GIVEN RECORDS
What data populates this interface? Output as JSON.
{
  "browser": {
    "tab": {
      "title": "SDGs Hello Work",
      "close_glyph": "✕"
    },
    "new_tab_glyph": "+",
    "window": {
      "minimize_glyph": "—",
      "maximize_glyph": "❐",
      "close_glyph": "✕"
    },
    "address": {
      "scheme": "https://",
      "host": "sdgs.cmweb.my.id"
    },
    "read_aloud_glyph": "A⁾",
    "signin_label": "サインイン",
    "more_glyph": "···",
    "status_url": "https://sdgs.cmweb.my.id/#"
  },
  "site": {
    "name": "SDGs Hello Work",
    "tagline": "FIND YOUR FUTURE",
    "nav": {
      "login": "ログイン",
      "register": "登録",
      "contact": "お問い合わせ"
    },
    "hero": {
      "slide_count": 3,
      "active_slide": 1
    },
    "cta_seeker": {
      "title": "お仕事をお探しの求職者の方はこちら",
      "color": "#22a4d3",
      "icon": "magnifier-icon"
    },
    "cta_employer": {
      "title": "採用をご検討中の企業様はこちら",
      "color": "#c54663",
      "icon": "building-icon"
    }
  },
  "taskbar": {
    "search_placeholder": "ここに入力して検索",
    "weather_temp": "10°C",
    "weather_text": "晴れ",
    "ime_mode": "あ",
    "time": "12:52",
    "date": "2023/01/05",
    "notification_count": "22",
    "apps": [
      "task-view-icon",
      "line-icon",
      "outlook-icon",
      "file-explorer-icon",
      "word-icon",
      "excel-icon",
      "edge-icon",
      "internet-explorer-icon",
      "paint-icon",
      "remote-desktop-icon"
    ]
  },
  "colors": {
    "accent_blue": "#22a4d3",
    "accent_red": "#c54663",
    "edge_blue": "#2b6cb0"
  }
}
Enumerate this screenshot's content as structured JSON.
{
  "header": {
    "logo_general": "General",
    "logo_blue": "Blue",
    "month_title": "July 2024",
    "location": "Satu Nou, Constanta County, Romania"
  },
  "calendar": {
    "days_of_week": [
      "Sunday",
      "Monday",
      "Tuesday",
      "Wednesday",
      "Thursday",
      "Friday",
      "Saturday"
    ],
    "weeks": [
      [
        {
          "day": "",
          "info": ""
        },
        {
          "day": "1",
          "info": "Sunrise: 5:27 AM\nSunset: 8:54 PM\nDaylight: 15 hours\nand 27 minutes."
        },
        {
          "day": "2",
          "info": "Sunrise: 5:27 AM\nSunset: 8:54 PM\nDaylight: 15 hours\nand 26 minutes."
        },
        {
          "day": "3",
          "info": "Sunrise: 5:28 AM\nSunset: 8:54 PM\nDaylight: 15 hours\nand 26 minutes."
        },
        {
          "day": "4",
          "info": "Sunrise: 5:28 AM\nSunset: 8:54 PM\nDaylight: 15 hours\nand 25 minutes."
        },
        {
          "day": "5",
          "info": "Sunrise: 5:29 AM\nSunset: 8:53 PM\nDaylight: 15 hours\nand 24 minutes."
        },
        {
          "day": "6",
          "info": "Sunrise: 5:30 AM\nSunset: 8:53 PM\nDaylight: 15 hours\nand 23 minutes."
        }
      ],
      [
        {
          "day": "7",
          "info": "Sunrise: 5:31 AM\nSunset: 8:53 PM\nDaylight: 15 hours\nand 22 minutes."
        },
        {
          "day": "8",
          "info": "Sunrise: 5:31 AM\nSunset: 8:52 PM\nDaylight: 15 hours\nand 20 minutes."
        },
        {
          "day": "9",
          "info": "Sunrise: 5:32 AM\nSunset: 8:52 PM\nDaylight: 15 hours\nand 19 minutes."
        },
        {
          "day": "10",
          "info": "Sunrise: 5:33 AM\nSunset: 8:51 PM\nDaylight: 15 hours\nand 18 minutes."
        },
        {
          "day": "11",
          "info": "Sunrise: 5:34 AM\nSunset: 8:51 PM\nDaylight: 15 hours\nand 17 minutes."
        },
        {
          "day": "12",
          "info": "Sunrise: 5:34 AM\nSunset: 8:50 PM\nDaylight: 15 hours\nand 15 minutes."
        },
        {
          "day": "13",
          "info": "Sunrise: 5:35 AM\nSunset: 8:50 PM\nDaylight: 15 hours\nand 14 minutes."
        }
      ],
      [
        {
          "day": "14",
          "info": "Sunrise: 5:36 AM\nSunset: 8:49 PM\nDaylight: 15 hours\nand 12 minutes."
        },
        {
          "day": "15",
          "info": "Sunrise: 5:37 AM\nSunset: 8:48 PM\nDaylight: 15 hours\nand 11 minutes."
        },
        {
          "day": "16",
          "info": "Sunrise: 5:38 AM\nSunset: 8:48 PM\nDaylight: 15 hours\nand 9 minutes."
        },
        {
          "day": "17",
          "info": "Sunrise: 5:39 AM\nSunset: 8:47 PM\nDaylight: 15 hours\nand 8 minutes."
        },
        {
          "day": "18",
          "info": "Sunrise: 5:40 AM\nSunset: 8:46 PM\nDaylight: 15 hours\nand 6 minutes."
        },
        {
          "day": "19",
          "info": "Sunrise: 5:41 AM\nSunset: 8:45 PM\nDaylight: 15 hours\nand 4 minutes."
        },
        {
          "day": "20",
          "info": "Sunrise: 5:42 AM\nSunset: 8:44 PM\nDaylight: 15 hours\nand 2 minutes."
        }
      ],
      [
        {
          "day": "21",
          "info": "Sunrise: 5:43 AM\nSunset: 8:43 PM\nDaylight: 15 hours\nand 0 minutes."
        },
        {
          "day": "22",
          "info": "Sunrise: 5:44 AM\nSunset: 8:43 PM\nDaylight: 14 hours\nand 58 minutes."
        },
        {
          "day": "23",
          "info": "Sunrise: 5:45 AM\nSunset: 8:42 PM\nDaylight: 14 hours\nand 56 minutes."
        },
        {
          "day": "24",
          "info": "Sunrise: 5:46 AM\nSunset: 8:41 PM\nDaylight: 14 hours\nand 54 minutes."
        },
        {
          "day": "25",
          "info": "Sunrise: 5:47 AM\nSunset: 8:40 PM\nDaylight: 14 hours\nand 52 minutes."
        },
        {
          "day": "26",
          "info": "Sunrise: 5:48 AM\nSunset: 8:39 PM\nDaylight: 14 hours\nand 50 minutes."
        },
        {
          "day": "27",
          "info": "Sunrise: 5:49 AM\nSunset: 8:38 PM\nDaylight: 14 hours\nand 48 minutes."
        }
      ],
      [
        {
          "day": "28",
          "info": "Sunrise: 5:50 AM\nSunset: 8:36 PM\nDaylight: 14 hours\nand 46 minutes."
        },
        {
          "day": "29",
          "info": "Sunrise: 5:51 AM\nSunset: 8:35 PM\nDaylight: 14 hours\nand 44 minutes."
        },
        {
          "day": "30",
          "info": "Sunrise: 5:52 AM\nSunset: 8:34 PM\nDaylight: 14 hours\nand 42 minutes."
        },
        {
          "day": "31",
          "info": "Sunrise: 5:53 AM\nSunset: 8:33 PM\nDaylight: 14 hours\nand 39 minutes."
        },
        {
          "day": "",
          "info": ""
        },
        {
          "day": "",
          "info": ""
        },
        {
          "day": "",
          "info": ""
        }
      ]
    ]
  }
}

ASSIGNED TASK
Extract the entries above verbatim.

EXPECTED ANSWER
What data populates this interface? Output as JSON.
{
  "browser": {
    "tab": {
      "title": "SDGs Hello Work",
      "close_glyph": "✕"
    },
    "new_tab_glyph": "+",
    "window": {
      "minimize_glyph": "—",
      "maximize_glyph": "❐",
      "close_glyph": "✕"
    },
    "address": {
      "scheme": "https://",
      "host": "sdgs.cmweb.my.id"
    },
    "read_aloud_glyph": "A⁾",
    "signin_label": "サインイン",
    "more_glyph": "···",
    "status_url": "https://sdgs.cmweb.my.id/#"
  },
  "site": {
    "name": "SDGs Hello Work",
    "tagline": "FIND YOUR FUTURE",
    "nav": {
      "login": "ログイン",
      "register": "登録",
      "contact": "お問い合わせ"
    },
    "hero": {
      "slide_count": 3,
      "active_slide": 1
    },
    "cta_seeker": {
      "title": "お仕事をお探しの求職者の方はこちら",
      "color": "#22a4d3",
      "icon": "magnifier-icon"
    },
    "cta_employer": {
      "title": "採用をご検討中の企業様はこちら",
      "color": "#c54663",
      "icon": "building-icon"
    }
  },
  "taskbar": {
    "search_placeholder": "ここに入力して検索",
    "weather_temp": "10°C",
    "weather_text": "晴れ",
    "ime_mode": "あ",
    "time": "12:52",
    "date": "2023/01/05",
    "notification_count": "22",
    "apps": [
      "task-view-icon",
      "line-icon",
      "outlook-icon",
      "file-explorer-icon",
      "word-icon",
      "excel-icon",
      "edge-icon",
      "internet-explorer-icon",
      "paint-icon",
      "remote-desktop-icon"
    ]
  },
  "colors": {
    "accent_blue": "#22a4d3",
    "accent_red": "#c54663",
    "edge_blue": "#2b6cb0"
  }
}
Enumerate this screenshot's content as structured JSON.
{
  "header": {
    "logo_general": "General",
    "logo_blue": "Blue",
    "month_title": "July 2024",
    "location": "Satu Nou, Constanta County, Romania"
  },
  "calendar": {
    "days_of_week": [
      "Sunday",
      "Monday",
      "Tuesday",
      "Wednesday",
      "Thursday",
      "Friday",
      "Saturday"
    ],
    "weeks": [
      [
        {
          "day": "",
          "info": ""
        },
        {
          "day": "1",
          "info": "Sunrise: 5:27 AM\nSunset: 8:54 PM\nDaylight: 15 hours\nand 27 minutes."
        },
        {
          "day": "2",
          "info": "Sunrise: 5:27 AM\nSunset: 8:54 PM\nDaylight: 15 hours\nand 26 minutes."
        },
        {
          "day": "3",
          "info": "Sunrise: 5:28 AM\nSunset: 8:54 PM\nDaylight: 15 hours\nand 26 minutes."
        },
        {
          "day": "4",
          "info": "Sunrise: 5:28 AM\nSunset: 8:54 PM\nDaylight: 15 hours\nand 25 minutes."
        },
        {
          "day": "5",
          "info": "Sunrise: 5:29 AM\nSunset: 8:53 PM\nDaylight: 15 hours\nand 24 minutes."
        },
        {
          "day": "6",
          "info": "Sunrise: 5:30 AM\nSunset: 8:53 PM\nDaylight: 15 hours\nand 23 minutes."
        }
      ],
      [
        {
          "day": "7",
          "info": "Sunrise: 5:31 AM\nSunset: 8:53 PM\nDaylight: 15 hours\nand 22 minutes."
        },
        {
          "day": "8",
          "info": "Sunrise: 5:31 AM\nSunset: 8:52 PM\nDaylight: 15 hours\nand 20 minutes."
        },
        {
          "day": "9",
          "info": "Sunrise: 5:32 AM\nSunset: 8:52 PM\nDaylight: 15 hours\nand 19 minutes."
        },
        {
          "day": "10",
          "info": "Sunrise: 5:33 AM\nSunset: 8:51 PM\nDaylight: 15 hours\nand 18 minutes."
        },
        {
          "day": "11",
          "info": "Sunrise: 5:34 AM\nSunset: 8:51 PM\nDaylight: 15 hours\nand 17 minutes."
        },
        {
          "day": "12",
          "info": "Sunrise: 5:34 AM\nSunset: 8:50 PM\nDaylight: 15 hours\nand 15 minutes."
        },
        {
          "day": "13",
          "info": "Sunrise: 5:35 AM\nSunset: 8:50 PM\nDaylight: 15 hours\nand 14 minutes."
        }
      ],
      [
        {
          "day": "14",
          "info": "Sunrise: 5:36 AM\nSunset: 8:49 PM\nDaylight: 15 hours\nand 12 minutes."
        },
        {
          "day": "15",
          "info": "Sunrise: 5:37 AM\nSunset: 8:48 PM\nDaylight: 15 hours\nand 11 minutes."
        },
        {
          "day": "16",
          "info": "Sunrise: 5:38 AM\nSunset: 8:48 PM\nDaylight: 15 hours\nand 9 minutes."
        },
        {
          "day": "17",
          "info": "Sunrise: 5:39 AM\nSunset: 8:47 PM\nDaylight: 15 hours\nand 8 minutes."
        },
        {
          "day": "18",
          "info": "Sunrise: 5:40 AM\nSunset: 8:46 PM\nDaylight: 15 hours\nand 6 minutes."
        },
        {
          "day": "19",
          "info": "Sunrise: 5:41 AM\nSunset: 8:45 PM\nDaylight: 15 hours\nand 4 minutes."
        },
        {
          "day": "20",
          "info": "Sunrise: 5:42 AM\nSunset: 8:44 PM\nDaylight: 15 hours\nand 2 minutes."
        }
      ],
      [
        {
          "day": "21",
          "info": "Sunrise: 5:43 AM\nSunset: 8:43 PM\nDaylight: 15 hours\nand 0 minutes."
        },
        {
          "day": "22",
          "info": "Sunrise: 5:44 AM\nSunset: 8:43 PM\nDaylight: 14 hours\nand 58 minutes."
        },
        {
          "day": "23",
          "info": "Sunrise: 5:45 AM\nSunset: 8:42 PM\nDaylight: 14 hours\nand 56 minutes."
        },
        {
          "day": "24",
          "info": "Sunrise: 5:46 AM\nSunset: 8:41 PM\nDaylight: 14 hours\nand 54 minutes."
        },
        {
          "day": "25",
          "info": "Sunrise: 5:47 AM\nSunset: 8:40 PM\nDaylight: 14 hours\nand 52 minutes."
        },
        {
          "day": "26",
          "info": "Sunrise: 5:48 AM\nSunset: 8:39 PM\nDaylight: 14 hours\nand 50 minutes."
        },
        {
          "day": "27",
          "info": "Sunrise: 5:49 AM\nSunset: 8:38 PM\nDaylight: 14 hours\nand 48 minutes."
        }
      ],
      [
        {
          "day": "28",
          "info": "Sunrise: 5:50 AM\nSunset: 8:36 PM\nDaylight: 14 hours\nand 46 minutes."
        },
        {
          "day": "29",
          "info": "Sunrise: 5:51 AM\nSunset: 8:35 PM\nDaylight: 14 hours\nand 44 minutes."
        },
        {
          "day": "30",
          "info": "Sunrise: 5:52 AM\nSunset: 8:34 PM\nDaylight: 14 hours\nand 42 minutes."
        },
        {
          "day": "31",
          "info": "Sunrise: 5:53 AM\nSunset: 8:33 PM\nDaylight: 14 hours\nand 39 minutes."
        },
        {
          "day": "",
          "info": ""
        },
        {
          "day": "",
          "info": ""
        },
        {
          "day": "",
          "info": ""
        }
      ]
    ]
  }
}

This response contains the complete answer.